ACTIVITY> Hunt through the lines below for the string "JSON" and copy each one that has it.

DATA UNDER STUDY>
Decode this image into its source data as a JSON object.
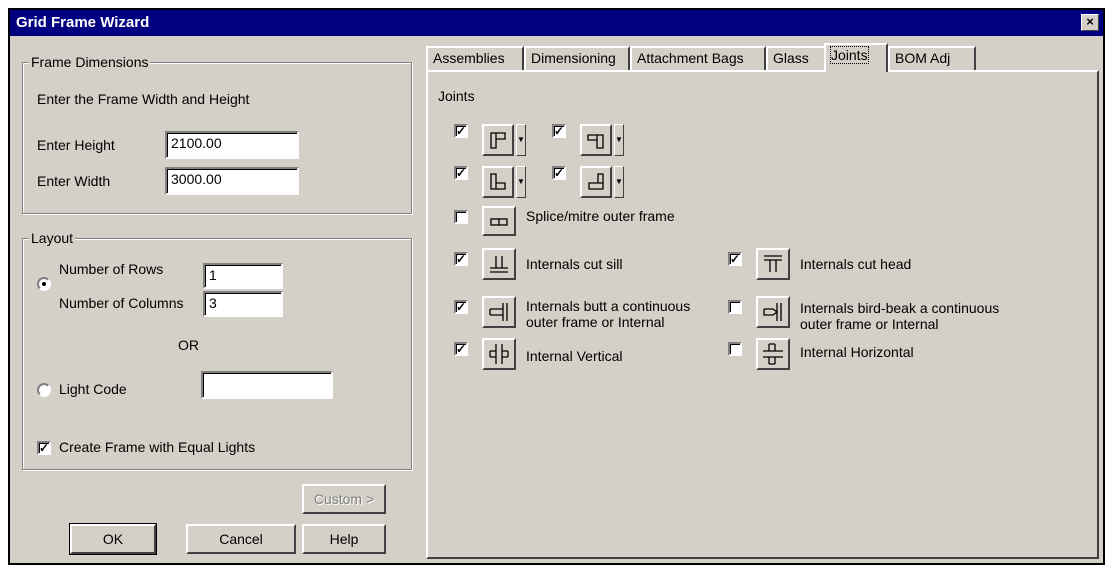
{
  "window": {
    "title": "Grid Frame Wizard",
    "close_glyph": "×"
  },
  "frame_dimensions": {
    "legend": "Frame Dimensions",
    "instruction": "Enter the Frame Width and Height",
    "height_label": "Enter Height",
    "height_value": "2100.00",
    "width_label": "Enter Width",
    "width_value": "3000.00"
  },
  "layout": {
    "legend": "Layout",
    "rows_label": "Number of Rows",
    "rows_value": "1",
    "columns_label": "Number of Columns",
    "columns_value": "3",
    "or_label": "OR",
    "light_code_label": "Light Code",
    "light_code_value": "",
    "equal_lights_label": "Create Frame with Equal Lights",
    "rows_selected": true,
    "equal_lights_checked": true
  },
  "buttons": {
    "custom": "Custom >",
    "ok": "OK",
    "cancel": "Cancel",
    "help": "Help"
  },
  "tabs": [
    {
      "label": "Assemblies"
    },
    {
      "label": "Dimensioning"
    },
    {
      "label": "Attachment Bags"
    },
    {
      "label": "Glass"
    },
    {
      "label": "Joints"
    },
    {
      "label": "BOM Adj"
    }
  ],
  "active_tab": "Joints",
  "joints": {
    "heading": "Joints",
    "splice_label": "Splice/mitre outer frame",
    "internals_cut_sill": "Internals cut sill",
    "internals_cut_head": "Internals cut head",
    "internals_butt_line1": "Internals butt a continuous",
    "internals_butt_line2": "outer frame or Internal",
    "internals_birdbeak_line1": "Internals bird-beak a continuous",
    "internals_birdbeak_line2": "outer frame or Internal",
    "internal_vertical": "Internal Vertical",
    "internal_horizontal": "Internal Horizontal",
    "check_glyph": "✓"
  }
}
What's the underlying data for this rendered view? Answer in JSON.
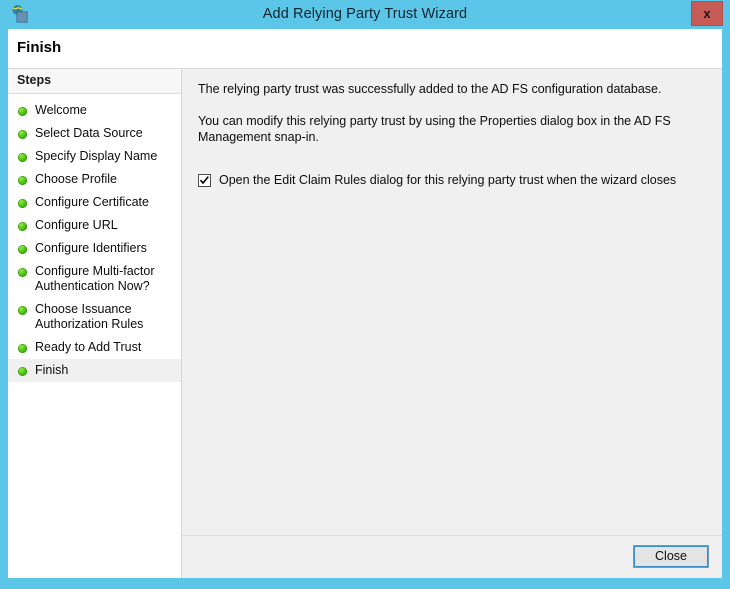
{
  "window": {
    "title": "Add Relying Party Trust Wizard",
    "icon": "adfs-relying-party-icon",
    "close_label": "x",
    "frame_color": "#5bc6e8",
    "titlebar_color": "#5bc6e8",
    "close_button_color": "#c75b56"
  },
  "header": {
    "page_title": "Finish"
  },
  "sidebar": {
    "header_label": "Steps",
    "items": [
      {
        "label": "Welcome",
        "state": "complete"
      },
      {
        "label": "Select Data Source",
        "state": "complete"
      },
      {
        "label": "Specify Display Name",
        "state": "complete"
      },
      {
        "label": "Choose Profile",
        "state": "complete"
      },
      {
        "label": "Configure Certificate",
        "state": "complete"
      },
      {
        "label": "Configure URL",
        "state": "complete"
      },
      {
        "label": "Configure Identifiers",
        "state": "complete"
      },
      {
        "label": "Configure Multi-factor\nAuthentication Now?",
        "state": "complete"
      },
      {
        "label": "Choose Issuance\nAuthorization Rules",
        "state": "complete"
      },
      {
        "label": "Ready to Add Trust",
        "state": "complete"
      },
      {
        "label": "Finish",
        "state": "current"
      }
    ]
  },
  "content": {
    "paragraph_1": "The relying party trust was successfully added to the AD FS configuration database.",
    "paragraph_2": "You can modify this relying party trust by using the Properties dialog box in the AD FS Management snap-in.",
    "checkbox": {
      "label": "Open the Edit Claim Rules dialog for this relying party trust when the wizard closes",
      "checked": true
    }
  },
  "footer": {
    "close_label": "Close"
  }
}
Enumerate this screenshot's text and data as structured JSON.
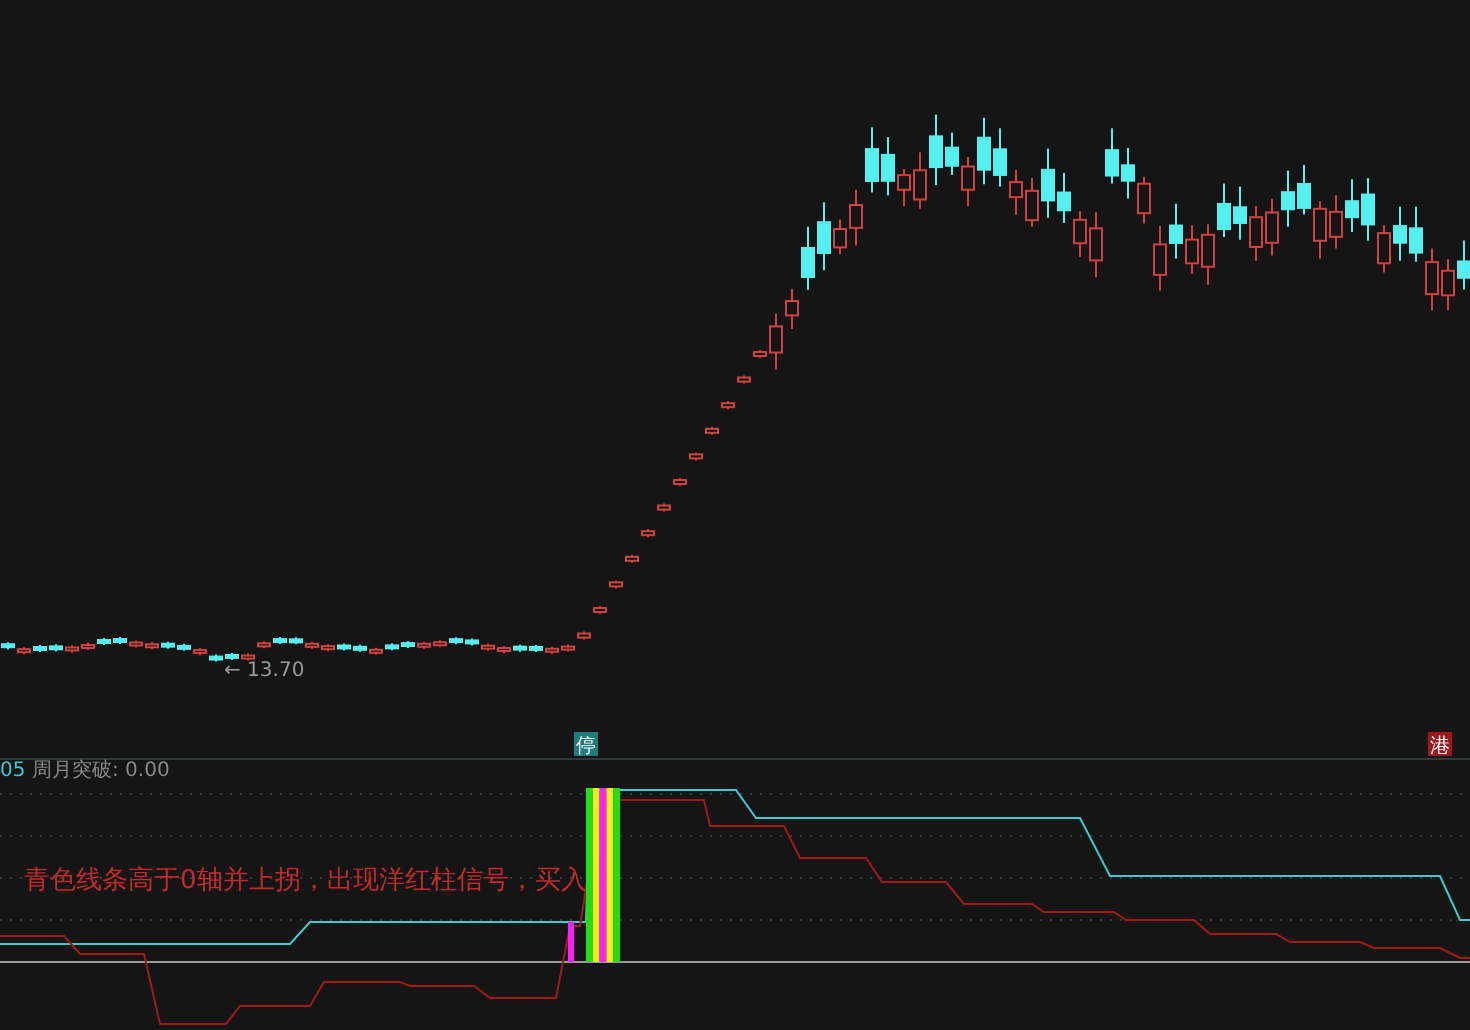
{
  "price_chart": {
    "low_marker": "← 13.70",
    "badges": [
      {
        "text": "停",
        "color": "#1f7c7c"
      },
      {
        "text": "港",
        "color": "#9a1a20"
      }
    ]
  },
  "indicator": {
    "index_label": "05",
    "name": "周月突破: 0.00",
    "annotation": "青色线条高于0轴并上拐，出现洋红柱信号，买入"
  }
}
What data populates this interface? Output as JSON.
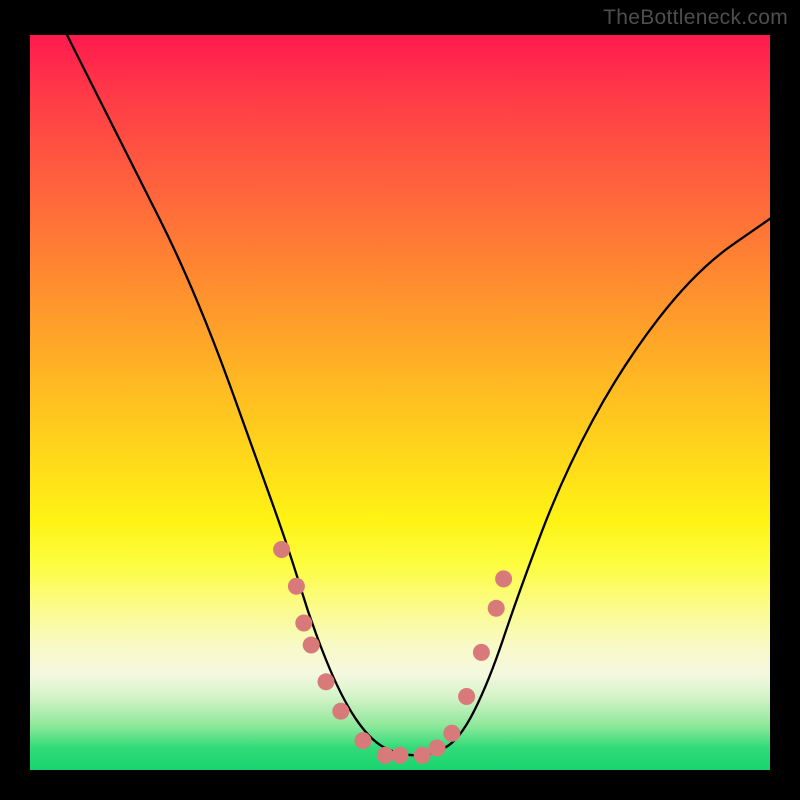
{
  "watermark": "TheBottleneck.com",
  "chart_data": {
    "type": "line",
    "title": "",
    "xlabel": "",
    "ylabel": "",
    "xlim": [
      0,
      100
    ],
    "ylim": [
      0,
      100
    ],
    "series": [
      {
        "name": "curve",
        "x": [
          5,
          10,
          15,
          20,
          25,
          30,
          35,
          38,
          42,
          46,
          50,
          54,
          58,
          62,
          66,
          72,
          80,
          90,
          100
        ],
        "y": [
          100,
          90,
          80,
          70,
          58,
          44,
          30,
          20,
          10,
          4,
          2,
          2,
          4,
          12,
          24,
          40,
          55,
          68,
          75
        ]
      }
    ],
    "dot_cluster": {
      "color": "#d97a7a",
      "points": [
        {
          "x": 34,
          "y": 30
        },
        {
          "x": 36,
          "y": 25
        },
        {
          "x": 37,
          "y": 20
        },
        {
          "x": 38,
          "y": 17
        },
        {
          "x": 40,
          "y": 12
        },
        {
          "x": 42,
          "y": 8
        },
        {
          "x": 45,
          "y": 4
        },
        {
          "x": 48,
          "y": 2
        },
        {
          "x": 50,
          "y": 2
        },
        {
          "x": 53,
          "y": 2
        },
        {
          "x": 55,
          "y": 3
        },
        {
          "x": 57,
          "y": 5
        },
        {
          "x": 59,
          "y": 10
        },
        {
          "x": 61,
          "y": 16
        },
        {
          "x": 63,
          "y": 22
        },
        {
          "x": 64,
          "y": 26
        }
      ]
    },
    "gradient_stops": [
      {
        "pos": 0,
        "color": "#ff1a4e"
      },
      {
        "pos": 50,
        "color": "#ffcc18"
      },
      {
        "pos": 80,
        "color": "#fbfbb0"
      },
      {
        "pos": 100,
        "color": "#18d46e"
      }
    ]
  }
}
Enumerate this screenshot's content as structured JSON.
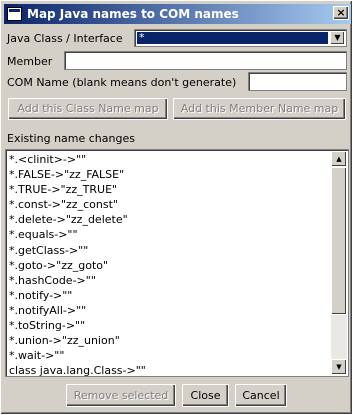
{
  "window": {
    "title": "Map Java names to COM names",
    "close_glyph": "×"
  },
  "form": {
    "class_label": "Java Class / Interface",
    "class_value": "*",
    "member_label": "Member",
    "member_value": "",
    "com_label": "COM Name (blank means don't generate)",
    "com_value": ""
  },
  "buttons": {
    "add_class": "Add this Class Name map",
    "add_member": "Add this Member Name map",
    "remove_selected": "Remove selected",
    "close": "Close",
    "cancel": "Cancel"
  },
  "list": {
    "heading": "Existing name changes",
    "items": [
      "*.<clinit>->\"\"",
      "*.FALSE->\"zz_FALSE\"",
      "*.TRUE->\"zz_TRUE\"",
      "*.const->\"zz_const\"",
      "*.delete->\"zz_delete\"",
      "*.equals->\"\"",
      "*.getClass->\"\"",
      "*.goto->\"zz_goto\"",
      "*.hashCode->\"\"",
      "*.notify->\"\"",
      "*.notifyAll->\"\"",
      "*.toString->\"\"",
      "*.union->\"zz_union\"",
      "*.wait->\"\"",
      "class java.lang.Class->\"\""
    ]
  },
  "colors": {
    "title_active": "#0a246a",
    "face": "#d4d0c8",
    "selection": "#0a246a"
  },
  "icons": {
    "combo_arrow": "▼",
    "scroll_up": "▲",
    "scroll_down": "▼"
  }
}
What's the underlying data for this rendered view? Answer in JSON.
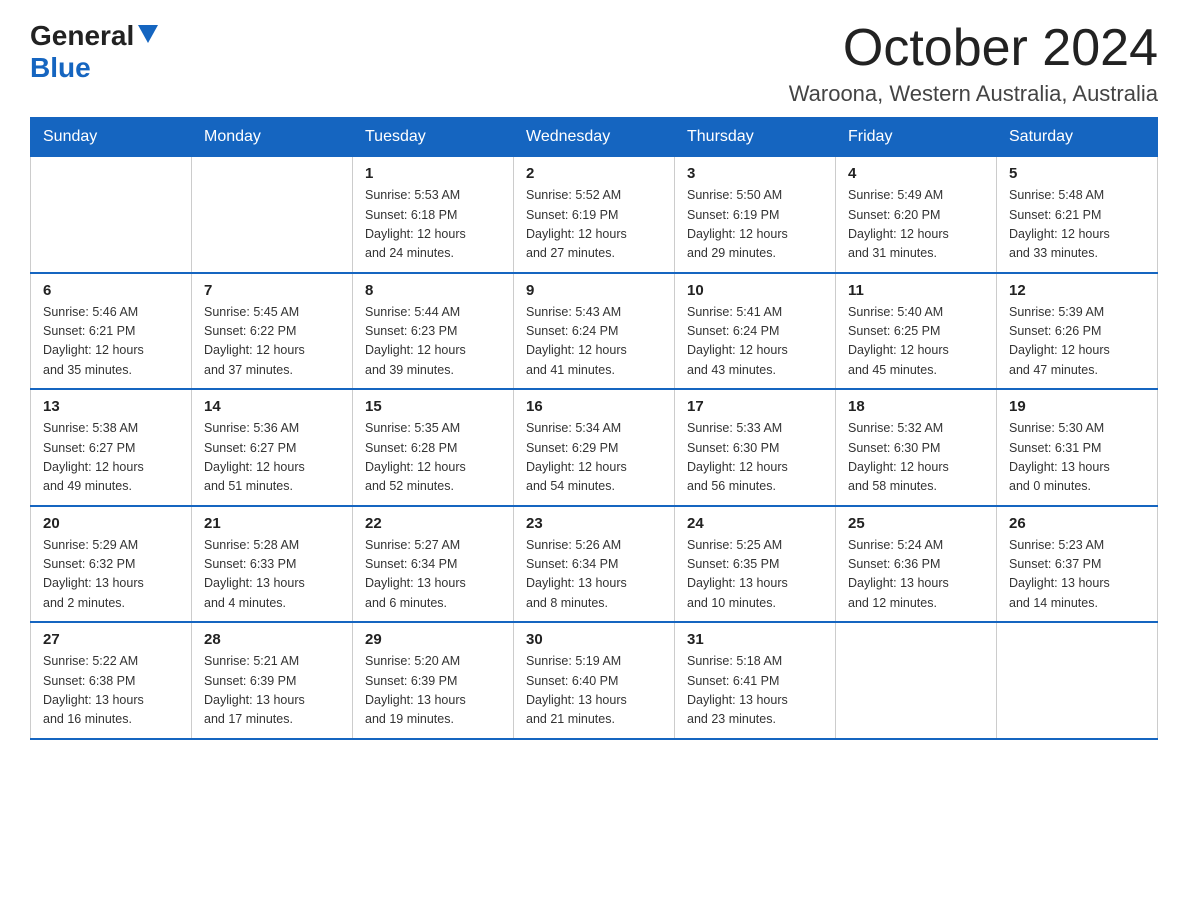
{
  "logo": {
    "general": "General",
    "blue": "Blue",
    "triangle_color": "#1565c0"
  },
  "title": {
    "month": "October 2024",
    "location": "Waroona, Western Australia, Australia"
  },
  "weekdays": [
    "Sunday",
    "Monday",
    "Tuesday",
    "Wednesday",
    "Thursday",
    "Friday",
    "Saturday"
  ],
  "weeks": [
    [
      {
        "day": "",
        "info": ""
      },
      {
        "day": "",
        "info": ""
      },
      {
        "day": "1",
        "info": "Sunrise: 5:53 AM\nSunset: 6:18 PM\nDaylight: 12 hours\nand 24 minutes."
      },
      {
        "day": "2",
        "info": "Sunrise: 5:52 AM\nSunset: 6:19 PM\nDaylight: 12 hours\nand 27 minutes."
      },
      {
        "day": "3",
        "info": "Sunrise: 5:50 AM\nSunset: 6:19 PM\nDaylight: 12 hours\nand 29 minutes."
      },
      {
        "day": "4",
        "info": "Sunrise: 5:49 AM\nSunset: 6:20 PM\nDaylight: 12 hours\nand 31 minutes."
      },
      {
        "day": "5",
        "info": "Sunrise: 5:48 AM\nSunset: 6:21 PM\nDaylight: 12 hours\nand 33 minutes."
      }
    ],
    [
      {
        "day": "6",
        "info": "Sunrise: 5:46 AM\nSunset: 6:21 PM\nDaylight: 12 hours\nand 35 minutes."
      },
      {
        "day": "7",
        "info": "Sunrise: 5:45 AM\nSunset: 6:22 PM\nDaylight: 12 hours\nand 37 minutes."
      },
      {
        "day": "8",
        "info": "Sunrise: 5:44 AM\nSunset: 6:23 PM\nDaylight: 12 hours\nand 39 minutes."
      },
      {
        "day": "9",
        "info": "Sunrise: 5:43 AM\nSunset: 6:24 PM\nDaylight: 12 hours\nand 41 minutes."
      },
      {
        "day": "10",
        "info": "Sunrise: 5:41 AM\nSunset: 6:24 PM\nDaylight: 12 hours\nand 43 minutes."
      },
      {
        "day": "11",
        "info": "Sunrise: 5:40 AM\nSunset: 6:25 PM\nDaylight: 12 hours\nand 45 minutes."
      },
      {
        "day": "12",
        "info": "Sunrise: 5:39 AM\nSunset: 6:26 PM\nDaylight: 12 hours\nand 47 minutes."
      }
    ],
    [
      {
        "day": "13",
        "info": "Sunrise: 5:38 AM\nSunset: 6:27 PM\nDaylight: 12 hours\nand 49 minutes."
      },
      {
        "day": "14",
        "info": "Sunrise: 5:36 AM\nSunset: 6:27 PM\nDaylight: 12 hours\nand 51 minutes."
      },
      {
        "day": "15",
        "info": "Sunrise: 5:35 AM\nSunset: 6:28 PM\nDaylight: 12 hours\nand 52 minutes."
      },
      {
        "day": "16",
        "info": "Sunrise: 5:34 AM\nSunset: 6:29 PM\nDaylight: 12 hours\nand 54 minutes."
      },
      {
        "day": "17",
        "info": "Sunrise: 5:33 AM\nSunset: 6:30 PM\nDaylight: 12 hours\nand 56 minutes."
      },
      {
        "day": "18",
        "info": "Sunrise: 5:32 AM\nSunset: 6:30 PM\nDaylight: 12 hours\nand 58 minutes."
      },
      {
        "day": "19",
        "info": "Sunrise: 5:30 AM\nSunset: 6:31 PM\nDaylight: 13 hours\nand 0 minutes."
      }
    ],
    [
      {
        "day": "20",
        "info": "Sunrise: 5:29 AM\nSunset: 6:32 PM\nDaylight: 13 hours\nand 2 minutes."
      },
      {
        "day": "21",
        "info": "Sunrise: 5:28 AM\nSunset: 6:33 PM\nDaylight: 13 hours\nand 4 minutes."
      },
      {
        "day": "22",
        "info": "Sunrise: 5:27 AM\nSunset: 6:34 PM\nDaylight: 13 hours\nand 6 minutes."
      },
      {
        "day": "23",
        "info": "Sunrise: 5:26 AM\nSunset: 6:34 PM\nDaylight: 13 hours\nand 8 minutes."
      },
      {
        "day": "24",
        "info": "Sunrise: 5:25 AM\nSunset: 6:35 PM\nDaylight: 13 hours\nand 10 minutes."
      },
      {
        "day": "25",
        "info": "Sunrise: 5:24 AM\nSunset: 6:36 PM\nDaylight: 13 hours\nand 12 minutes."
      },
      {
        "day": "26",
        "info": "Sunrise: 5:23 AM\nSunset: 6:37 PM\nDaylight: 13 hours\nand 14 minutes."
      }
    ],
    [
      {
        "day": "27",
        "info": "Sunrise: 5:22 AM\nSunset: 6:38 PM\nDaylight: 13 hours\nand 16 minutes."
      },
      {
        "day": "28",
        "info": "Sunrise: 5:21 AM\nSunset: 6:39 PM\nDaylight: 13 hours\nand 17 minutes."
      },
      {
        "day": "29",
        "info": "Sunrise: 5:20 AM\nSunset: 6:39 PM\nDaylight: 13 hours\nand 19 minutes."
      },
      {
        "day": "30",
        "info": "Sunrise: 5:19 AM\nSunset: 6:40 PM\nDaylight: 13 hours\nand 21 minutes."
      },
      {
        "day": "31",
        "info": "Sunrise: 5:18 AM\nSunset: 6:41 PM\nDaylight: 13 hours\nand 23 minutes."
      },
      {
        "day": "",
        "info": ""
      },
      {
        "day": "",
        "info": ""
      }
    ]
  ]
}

WRITTEN SOLUTION>
Decode this image into its source data as a JSON object.
What's the underlying data for this rendered view? Answer in JSON.
Enumerate this screenshot's text and data as structured JSON.
What data populates this interface? Output as JSON.
Enumerate this screenshot's content as structured JSON.
What's the underlying data for this rendered view? Answer in JSON.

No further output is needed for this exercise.